Remember also to have associated characters react to the encounter’s conclusion. This aids the tonal relief if the party was successful. Appreciative townsfolk could buy them a round at the bar or otherwise celebrate their victory. If your players did well, reward them for it. Likewise, failure should come with consequences. We would still advise a quiet period between the conclusion and any fallout to not overburden your players. When they do face the aftermath, your results will vary by the encounter. You could formulate a new plot thread as a way to redeem themselves, or an angry mob might drive them out of town. Or maybe everyone is dead; it depends entirely on what went wrong.
As a small note, we would still encourage slowing the pace between encounters set in larger horror campaigns or regions. Even if you plan for another horror adventure to follow, it is still important to reset your players and give them time to recover. Propelling them from one scary encounter to another only serves to undermine your work by normalizing the horror. You might consider including a small, more ordinary encounter to distract them. Make them comfortable between horror encounters to avoid them becoming comfortable with horror encounters.
With the scary month passed, we also find our horror adventures coming to an end. Fortunately, this means it’s time for you and your players to take a breath. While you’re relaxing, you might want to look at some of our previous articles for other environments.
We’d love to hear anything you have to say, whether it be feedback, ideas, or stories. Also, let us know if there’s a particular environment or theme you’d like us to cover next!
Fear not, travelers and masters of dungeons.
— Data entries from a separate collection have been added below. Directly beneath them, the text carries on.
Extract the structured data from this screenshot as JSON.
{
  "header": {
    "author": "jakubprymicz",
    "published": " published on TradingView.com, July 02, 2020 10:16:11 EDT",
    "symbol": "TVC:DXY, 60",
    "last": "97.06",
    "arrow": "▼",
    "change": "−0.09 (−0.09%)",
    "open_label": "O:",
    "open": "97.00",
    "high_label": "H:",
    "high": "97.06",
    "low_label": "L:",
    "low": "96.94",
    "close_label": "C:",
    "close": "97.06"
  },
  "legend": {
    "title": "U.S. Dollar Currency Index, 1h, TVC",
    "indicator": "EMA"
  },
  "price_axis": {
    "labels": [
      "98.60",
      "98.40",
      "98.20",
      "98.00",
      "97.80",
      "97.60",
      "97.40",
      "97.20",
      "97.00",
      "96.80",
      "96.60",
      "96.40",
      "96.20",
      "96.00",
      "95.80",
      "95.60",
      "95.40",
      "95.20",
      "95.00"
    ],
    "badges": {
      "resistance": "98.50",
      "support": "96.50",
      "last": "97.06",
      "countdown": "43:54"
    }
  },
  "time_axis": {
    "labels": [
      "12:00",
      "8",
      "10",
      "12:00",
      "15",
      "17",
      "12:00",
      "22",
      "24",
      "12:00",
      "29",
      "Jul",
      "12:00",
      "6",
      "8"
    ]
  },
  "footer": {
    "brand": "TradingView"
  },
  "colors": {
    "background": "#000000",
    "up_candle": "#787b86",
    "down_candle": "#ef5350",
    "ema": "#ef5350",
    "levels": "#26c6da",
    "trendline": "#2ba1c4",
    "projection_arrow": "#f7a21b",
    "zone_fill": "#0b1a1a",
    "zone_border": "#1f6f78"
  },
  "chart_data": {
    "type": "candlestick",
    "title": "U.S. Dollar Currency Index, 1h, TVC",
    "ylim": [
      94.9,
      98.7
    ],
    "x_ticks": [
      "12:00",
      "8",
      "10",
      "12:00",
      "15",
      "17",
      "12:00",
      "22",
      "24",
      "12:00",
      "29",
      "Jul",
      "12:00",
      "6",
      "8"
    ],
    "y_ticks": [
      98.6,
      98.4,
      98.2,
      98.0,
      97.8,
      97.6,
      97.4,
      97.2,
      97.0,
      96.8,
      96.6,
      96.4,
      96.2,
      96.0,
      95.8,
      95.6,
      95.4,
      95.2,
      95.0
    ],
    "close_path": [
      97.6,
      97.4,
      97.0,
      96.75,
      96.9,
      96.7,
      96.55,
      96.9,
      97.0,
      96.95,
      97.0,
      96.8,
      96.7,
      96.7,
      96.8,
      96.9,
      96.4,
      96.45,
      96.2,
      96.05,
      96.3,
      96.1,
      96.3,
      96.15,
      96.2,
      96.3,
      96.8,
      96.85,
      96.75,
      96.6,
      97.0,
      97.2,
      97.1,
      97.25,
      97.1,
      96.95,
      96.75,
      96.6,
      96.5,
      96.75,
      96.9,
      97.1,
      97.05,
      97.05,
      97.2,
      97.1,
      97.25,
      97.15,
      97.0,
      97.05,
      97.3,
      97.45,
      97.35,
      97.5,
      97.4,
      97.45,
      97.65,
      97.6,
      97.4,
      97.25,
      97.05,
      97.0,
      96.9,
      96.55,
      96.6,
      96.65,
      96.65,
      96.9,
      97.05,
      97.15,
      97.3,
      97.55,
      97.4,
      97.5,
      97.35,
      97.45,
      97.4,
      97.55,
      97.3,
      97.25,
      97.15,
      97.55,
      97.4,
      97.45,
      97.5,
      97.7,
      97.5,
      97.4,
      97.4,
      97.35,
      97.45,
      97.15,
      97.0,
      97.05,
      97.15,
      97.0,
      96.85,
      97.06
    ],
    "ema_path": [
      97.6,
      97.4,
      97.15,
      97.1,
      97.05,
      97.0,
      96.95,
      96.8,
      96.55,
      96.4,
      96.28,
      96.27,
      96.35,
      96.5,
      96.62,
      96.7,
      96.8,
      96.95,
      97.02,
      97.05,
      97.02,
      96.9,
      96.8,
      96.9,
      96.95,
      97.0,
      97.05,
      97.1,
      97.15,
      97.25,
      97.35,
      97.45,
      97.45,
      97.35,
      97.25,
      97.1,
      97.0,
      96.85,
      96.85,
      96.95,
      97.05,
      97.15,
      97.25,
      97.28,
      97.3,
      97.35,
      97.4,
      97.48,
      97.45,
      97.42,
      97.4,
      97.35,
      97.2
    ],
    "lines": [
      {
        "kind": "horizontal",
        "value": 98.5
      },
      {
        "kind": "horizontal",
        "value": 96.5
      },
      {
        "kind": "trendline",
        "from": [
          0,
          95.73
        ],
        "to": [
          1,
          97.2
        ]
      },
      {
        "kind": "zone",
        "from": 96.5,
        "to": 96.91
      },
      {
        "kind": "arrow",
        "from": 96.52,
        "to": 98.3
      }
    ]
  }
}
We have all the articles, maps, and resources you might need for your next perilous adventure…